To this end she has asked a series of detailed questions about the consultation and decision-making process, the consideration of alternatives including running libraries as mutual organisations, and the impact of the proposed changes on affected groups – including the elderly.
Mr Wilson said: “Library changes should be challenged in circumstances where significant doubts exist about the robustness of the future service. We regard libraries as very important to communities and are absolutely committed to helping them to prosper”.
Coun Mein said: “The minister has asked for further information before finally a decision for recommendation whether or not to have an inquiry.
“At this stage we will furnish him with all the information he has requested and still have confidence actually we’ve done the right thing.”
She said she believed the consultation process had been “pretty robust”.

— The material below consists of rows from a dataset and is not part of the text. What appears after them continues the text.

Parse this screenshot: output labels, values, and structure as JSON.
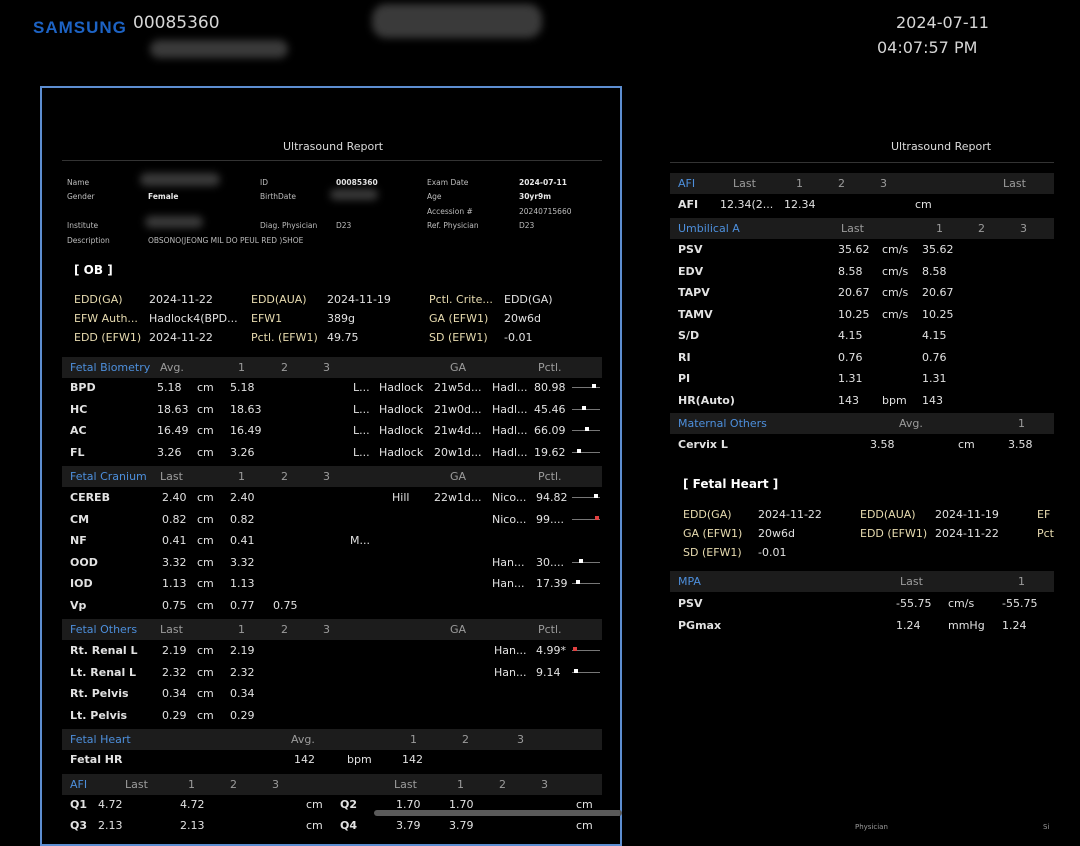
{
  "header": {
    "brand": "SAMSUNG",
    "patient_id": "00085360",
    "date": "2024-07-11",
    "time": "04:07:57 PM"
  },
  "left": {
    "title": "Ultrasound Report",
    "info": {
      "name_label": "Name",
      "gender_label": "Gender",
      "gender_value": "Female",
      "id_label": "ID",
      "id_value": "00085360",
      "birth_label": "BirthDate",
      "exam_label": "Exam Date",
      "exam_value": "2024-07-11",
      "age_label": "Age",
      "age_value": "30yr9m",
      "acc_label": "Accession #",
      "acc_value": "20240715660",
      "institute_label": "Institute",
      "diag_label": "Diag. Physician",
      "diag_value": "D23",
      "ref_label": "Ref. Physician",
      "ref_value": "D23",
      "desc_label": "Description",
      "desc_value": "OBSONO(JEONG MIL DO PEUL RED )SHOE"
    },
    "ob": {
      "title": "[ OB ]",
      "rows": [
        [
          "EDD(GA)",
          "2024-11-22",
          "EDD(AUA)",
          "2024-11-19",
          "Pctl. Crite...",
          "EDD(GA)"
        ],
        [
          "EFW Auth...",
          "Hadlock4(BPD...",
          "EFW1",
          "389g",
          "GA (EFW1)",
          "20w6d"
        ],
        [
          "EDD (EFW1)",
          "2024-11-22",
          "Pctl. (EFW1)",
          "49.75",
          "SD (EFW1)",
          "-0.01"
        ]
      ]
    },
    "biometry": {
      "title": "Fetal Biometry",
      "cols": [
        "Avg.",
        "1",
        "2",
        "3",
        "GA",
        "Pctl."
      ],
      "rows": [
        {
          "label": "BPD",
          "avg": "5.18",
          "unit": "cm",
          "v1": "5.18",
          "l": "L...",
          "auth": "Hadlock",
          "ga": "21w5d...",
          "pa": "Hadl...",
          "pct": "80.98",
          "mark": 0.85,
          "red": false
        },
        {
          "label": "HC",
          "avg": "18.63",
          "unit": "cm",
          "v1": "18.63",
          "l": "L...",
          "auth": "Hadlock",
          "ga": "21w0d...",
          "pa": "Hadl...",
          "pct": "45.46",
          "mark": 0.4,
          "red": false
        },
        {
          "label": "AC",
          "avg": "16.49",
          "unit": "cm",
          "v1": "16.49",
          "l": "L...",
          "auth": "Hadlock",
          "ga": "21w4d...",
          "pa": "Hadl...",
          "pct": "66.09",
          "mark": 0.55,
          "red": false
        },
        {
          "label": "FL",
          "avg": "3.26",
          "unit": "cm",
          "v1": "3.26",
          "l": "L...",
          "auth": "Hadlock",
          "ga": "20w1d...",
          "pa": "Hadl...",
          "pct": "19.62",
          "mark": 0.2,
          "red": false
        }
      ]
    },
    "cranium": {
      "title": "Fetal Cranium",
      "cols": [
        "Last",
        "1",
        "2",
        "3",
        "GA",
        "Pctl."
      ],
      "rows": [
        {
          "label": "CEREB",
          "last": "2.40",
          "unit": "cm",
          "v1": "2.40",
          "v2": "",
          "extra": "",
          "auth": "Hill",
          "ga": "22w1d...",
          "pa": "Nico...",
          "pct": "94.82",
          "mark": 0.9,
          "red": false
        },
        {
          "label": "CM",
          "last": "0.82",
          "unit": "cm",
          "v1": "0.82",
          "v2": "",
          "extra": "",
          "auth": "",
          "ga": "",
          "pa": "Nico...",
          "pct": "99....",
          "mark": 0.95,
          "red": true
        },
        {
          "label": "NF",
          "last": "0.41",
          "unit": "cm",
          "v1": "0.41",
          "v2": "",
          "extra": "M...",
          "auth": "",
          "ga": "",
          "pa": "",
          "pct": "",
          "mark": null,
          "red": false
        },
        {
          "label": "OOD",
          "last": "3.32",
          "unit": "cm",
          "v1": "3.32",
          "v2": "",
          "extra": "",
          "auth": "",
          "ga": "",
          "pa": "Han...",
          "pct": "30....",
          "mark": 0.3,
          "red": false
        },
        {
          "label": "IOD",
          "last": "1.13",
          "unit": "cm",
          "v1": "1.13",
          "v2": "",
          "extra": "",
          "auth": "",
          "ga": "",
          "pa": "Han...",
          "pct": "17.39",
          "mark": 0.18,
          "red": false
        },
        {
          "label": "Vp",
          "last": "0.75",
          "unit": "cm",
          "v1": "0.77",
          "v2": "0.75",
          "extra": "",
          "auth": "",
          "ga": "",
          "pa": "",
          "pct": "",
          "mark": null,
          "red": false
        }
      ]
    },
    "others": {
      "title": "Fetal Others",
      "cols": [
        "Last",
        "1",
        "2",
        "3",
        "GA",
        "Pctl."
      ],
      "rows": [
        {
          "label": "Rt. Renal L",
          "last": "2.19",
          "unit": "cm",
          "v1": "2.19",
          "pa": "Han...",
          "pct": "4.99*",
          "mark": 0.05,
          "red": true
        },
        {
          "label": "Lt. Renal L",
          "last": "2.32",
          "unit": "cm",
          "v1": "2.32",
          "pa": "Han...",
          "pct": "9.14",
          "mark": 0.1,
          "red": false
        },
        {
          "label": "Rt. Pelvis",
          "last": "0.34",
          "unit": "cm",
          "v1": "0.34",
          "pa": "",
          "pct": "",
          "mark": null,
          "red": false
        },
        {
          "label": "Lt. Pelvis",
          "last": "0.29",
          "unit": "cm",
          "v1": "0.29",
          "pa": "",
          "pct": "",
          "mark": null,
          "red": false
        }
      ]
    },
    "heart": {
      "title": "Fetal Heart",
      "cols": [
        "Avg.",
        "1",
        "2",
        "3"
      ],
      "row": {
        "label": "Fetal HR",
        "avg": "142",
        "unit": "bpm",
        "v1": "142"
      }
    },
    "afi": {
      "title": "AFI",
      "cols": [
        "Last",
        "1",
        "2",
        "3",
        "Last",
        "1",
        "2",
        "3"
      ],
      "rows": [
        [
          "Q1",
          "4.72",
          "4.72",
          "cm",
          "Q2",
          "1.70",
          "1.70",
          "cm"
        ],
        [
          "Q3",
          "2.13",
          "2.13",
          "cm",
          "Q4",
          "3.79",
          "3.79",
          "cm"
        ]
      ]
    }
  },
  "right": {
    "title": "Ultrasound Report",
    "afi": {
      "title": "AFI",
      "cols": [
        "Last",
        "1",
        "2",
        "3",
        "Last"
      ],
      "row": {
        "label": "AFI",
        "last": "12.34(2...",
        "v1": "12.34",
        "unit": "cm"
      }
    },
    "umbilical": {
      "title": "Umbilical A",
      "cols": [
        "Last",
        "1",
        "2",
        "3"
      ],
      "rows": [
        {
          "label": "PSV",
          "last": "35.62",
          "unit": "cm/s",
          "v1": "35.62"
        },
        {
          "label": "EDV",
          "last": "8.58",
          "unit": "cm/s",
          "v1": "8.58"
        },
        {
          "label": "TAPV",
          "last": "20.67",
          "unit": "cm/s",
          "v1": "20.67"
        },
        {
          "label": "TAMV",
          "last": "10.25",
          "unit": "cm/s",
          "v1": "10.25"
        },
        {
          "label": "S/D",
          "last": "4.15",
          "unit": "",
          "v1": "4.15"
        },
        {
          "label": "RI",
          "last": "0.76",
          "unit": "",
          "v1": "0.76"
        },
        {
          "label": "PI",
          "last": "1.31",
          "unit": "",
          "v1": "1.31"
        },
        {
          "label": "HR(Auto)",
          "last": "143",
          "unit": "bpm",
          "v1": "143"
        }
      ]
    },
    "maternal": {
      "title": "Maternal Others",
      "cols": [
        "Avg.",
        "1"
      ],
      "row": {
        "label": "Cervix L",
        "avg": "3.58",
        "unit": "cm",
        "v1": "3.58"
      }
    },
    "fetal_heart": {
      "title": "[ Fetal Heart ]",
      "rows": [
        [
          "EDD(GA)",
          "2024-11-22",
          "EDD(AUA)",
          "2024-11-19",
          "EF"
        ],
        [
          "GA (EFW1)",
          "20w6d",
          "EDD (EFW1)",
          "2024-11-22",
          "Pct"
        ],
        [
          "SD (EFW1)",
          "-0.01",
          "",
          "",
          ""
        ]
      ]
    },
    "mpa": {
      "title": "MPA",
      "cols": [
        "Last",
        "1"
      ],
      "rows": [
        {
          "label": "PSV",
          "last": "-55.75",
          "unit": "cm/s",
          "v1": "-55.75"
        },
        {
          "label": "PGmax",
          "last": "1.24",
          "unit": "mmHg",
          "v1": "1.24"
        }
      ]
    },
    "footer": [
      "Physician",
      "Si"
    ]
  }
}
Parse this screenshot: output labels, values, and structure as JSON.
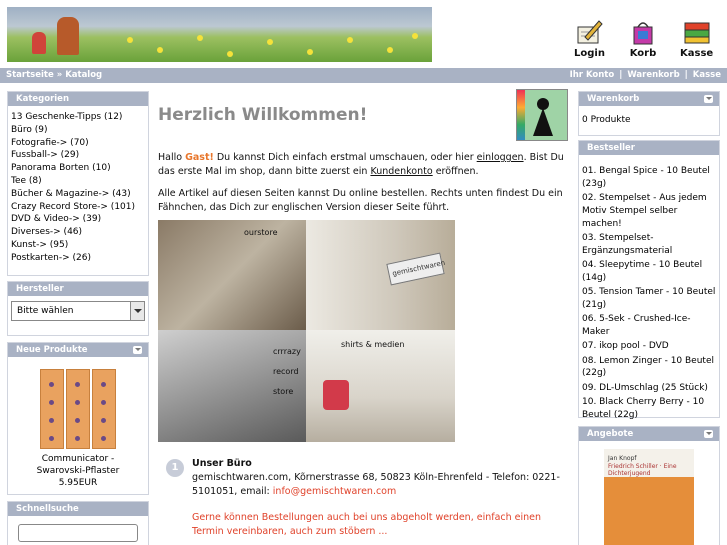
{
  "header": {
    "icons": [
      {
        "id": "login",
        "label": "Login",
        "icon": "pen-paper-icon"
      },
      {
        "id": "korb",
        "label": "Korb",
        "icon": "bag-icon"
      },
      {
        "id": "kasse",
        "label": "Kasse",
        "icon": "money-icon"
      }
    ]
  },
  "nav": {
    "crumb_home": "Startseite",
    "crumb_sep": "»",
    "crumb_catalog": "Katalog",
    "links": [
      "Ihr Konto",
      "Warenkorb",
      "Kasse"
    ]
  },
  "sidebar_left": {
    "categories_title": "Kategorien",
    "categories": [
      "13 Geschenke-Tipps (12)",
      "Büro (9)",
      "Fotografie-> (70)",
      "Fussball-> (29)",
      "Panorama Borten (10)",
      "Tee (8)",
      "Bücher & Magazine-> (43)",
      "Crazy Record Store-> (101)",
      "DVD & Video-> (39)",
      "Diverses-> (46)",
      "Kunst-> (95)",
      "Postkarten-> (26)"
    ],
    "manufacturers_title": "Hersteller",
    "manufacturers_select": "Bitte wählen",
    "new_products_title": "Neue Produkte",
    "new_product_name": "Communicator - Swarovski-Pflaster",
    "new_product_price": "5.95EUR",
    "quicksearch_title": "Schnellsuche"
  },
  "main": {
    "title": "Herzlich Willkommen!",
    "para1_a": "Hallo ",
    "para1_gast": "Gast!",
    "para1_b": " Du kannst Dich einfach erstmal umschauen, oder hier ",
    "para1_login": "einloggen",
    "para1_c": ". Bist Du das erste Mal im shop, dann bitte zuerst ein ",
    "para1_konto": "Kundenkonto",
    "para1_d": " eröffnen.",
    "para2": "Alle Artikel auf diesen Seiten kannst Du online bestellen. Rechts unten findest Du ein Fähnchen, das Dich zur englischen Version dieser Seite führt.",
    "photo_labels": {
      "ourstore": "ourstore",
      "sign": "gemischtwaren",
      "crazy1": "crrrazy",
      "crazy2": "record",
      "crazy3": "store",
      "shirts": "shirts & medien"
    },
    "office_num": "1",
    "office_title": "Unser Büro",
    "office_address": "gemischtwaren.com, Kõrnerstrasse 68, 50823 Köln-Ehrenfeld - Telefon: 0221-5101051, email: ",
    "office_email": "info@gemischtwaren.com",
    "office_note": "Gerne können Bestellungen auch bei uns abgeholt werden, einfach einen Termin vereinbaren, auch zum stöbern ..."
  },
  "sidebar_right": {
    "cart_title": "Warenkorb",
    "cart_text": "0 Produkte",
    "bestseller_title": "Bestseller",
    "bestsellers": [
      "01. Bengal Spice - 10 Beutel (23g)",
      "02. Stempelset - Aus jedem Motiv Stempel selber machen!",
      "03. Stempelset-Ergänzungsmaterial",
      "04. Sleepytime - 10 Beutel (14g)",
      "05. Tension Tamer - 10 Beutel (21g)",
      "06. 5-Sek - Crushed-Ice-Maker",
      "07. ikop pool - DVD",
      "08. Lemon Zinger - 10 Beutel (22g)",
      "09. DL-Umschlag (25 Stück)",
      "10. Black Cherry Berry - 10 Beutel (22g)"
    ],
    "offers_title": "Angebote",
    "offer_line1": "Jan Knopf",
    "offer_line2": "Friedrich Schiller · Eine Dichterjugend"
  },
  "colors": {
    "bar": "#a9b2c4",
    "accent": "#e8762b",
    "link_red": "#e0422a"
  }
}
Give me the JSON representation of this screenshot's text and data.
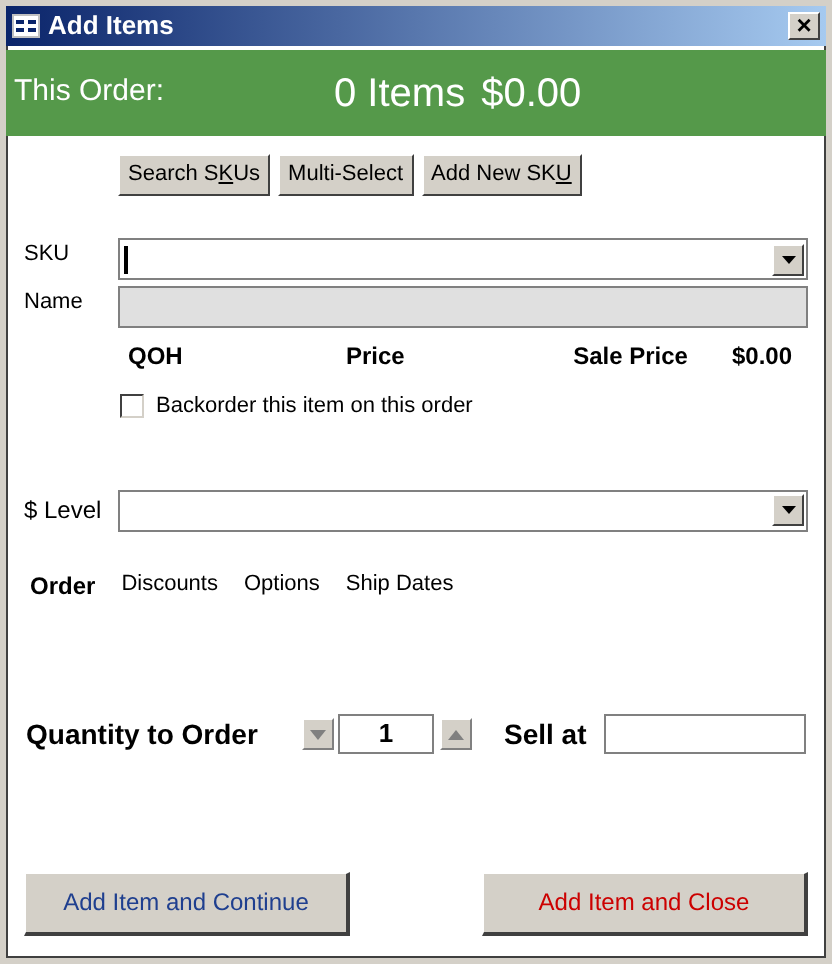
{
  "window": {
    "title": "Add Items",
    "close": "×"
  },
  "summary": {
    "label": "This Order:",
    "items": "0 Items",
    "total": "$0.00"
  },
  "tool_buttons": [
    {
      "before": "Search S",
      "key": "K",
      "after": "Us"
    },
    {
      "before": "Multi-Select"
    },
    {
      "before": "Add New SK",
      "key": "U"
    }
  ],
  "sku": {
    "label": "SKU"
  },
  "name": {
    "label": "Name",
    "disabled": true
  },
  "price_row": {
    "qoh": "QOH",
    "price": "Price",
    "sale_price_label": "Sale Price",
    "sale_price": "$0.00"
  },
  "backorder": {
    "label": "Backorder this item on this order",
    "checked": false
  },
  "level": {
    "label": "$ Level"
  },
  "tabs": [
    {
      "label": "Order",
      "selected": true
    },
    {
      "label": "Discounts",
      "selected": false
    },
    {
      "label": "Options",
      "selected": false
    },
    {
      "label": "Ship Dates",
      "selected": false
    }
  ],
  "quantity": {
    "label": "Quantity to Order",
    "value": "1"
  },
  "sell_at": {
    "label": "Sell at"
  },
  "actions": [
    {
      "label": "Add Item and Continue",
      "kind": "continue"
    },
    {
      "label": "Add Item and Close",
      "kind": "close"
    }
  ]
}
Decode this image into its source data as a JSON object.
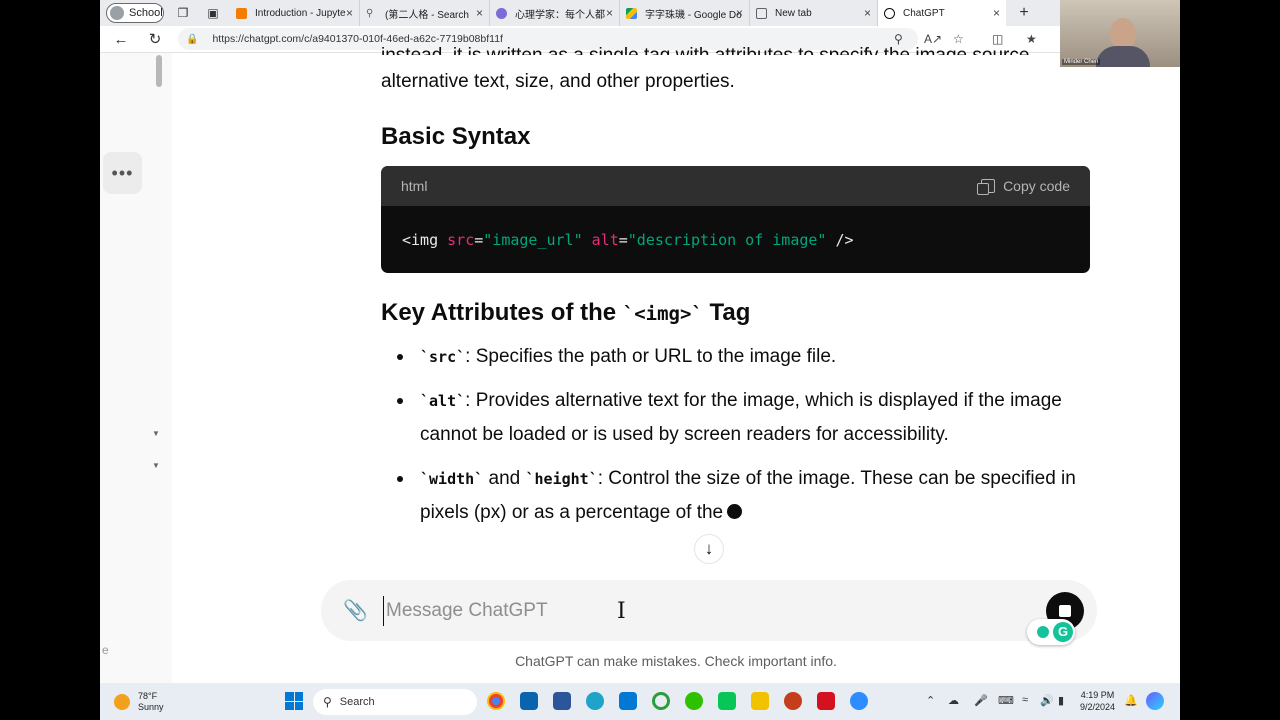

She continued: “I’m rather surprised it has taken this long and I’m sure they know there are elections in three weeks’ time.”
The Gazette was unable to contact a spokesman for the Liberal Democrats.
Jo Turton, chief executive of Lancashire County Council, said: “We are confident that once the Secretary of State takes a look at the additional information we will be supplying, she will decide that a public inquiry is definitely not needed.”
•Comments should be sent to the Ministerial Support Team, Department for Culture, Media and Sport, 100 Parlimanet Street, London, SW1A 2BQ or by email to firstname.lastname@example.org by 5pm on June 9. Comments should be entitled “Lancashire Library Services- Minded to Representations”.
Which libraries are affected?
The plans affect seven libraries on the Fylde coast. They are:
Where are the others?
Across Lancashire, there are 34 libraries under threat from the council’s plans to cut costs.
As it stands, no borough is spared from the cuts, although are some are more badly affected than others. The closures are spread as follows:
Fylde – 4
Burnley – 4
Pendle – 4
Wyre – 3
Hyndburn – 3
Ribble Valley – 3
Rossendale – 3
What are people saying?
Coun Andrea Kay helped put together community bids for the libraries in Thornton and Cleveleys.
Those proposals, by Thornton Gala Committee and Blackpool-based community interest company UR Potential respectively, are yet to be decided by County Hall.
Coun Kay welcomed hope of an inquiry into Lancashire’s library decision.
She said: “We need an inquiry into what happened. I hope the Secretary of State goes through with it.
“What happened needs to be looked into. These libraries should still be open.
“No thought went into the impact on the communities. There needs to be an inquiry and those responsible need to be held to account.”
Blackpool North and Cleveleys MP Paul Maynard said he was ‘pleased’ by the latest development.
He said: “I still believe a public inquiry is justified and I suspect Labour will struggle to answer the 19 specific questions raised by the minister or defend their strategy.
“This is a real triumph for people power. We now have three chances to save the libraries, a public inquiry, the Conservatives pledge to reopen if they gain control of Lancashire County Council, and the community bids led by Andrea Kay and Emma Ellison.”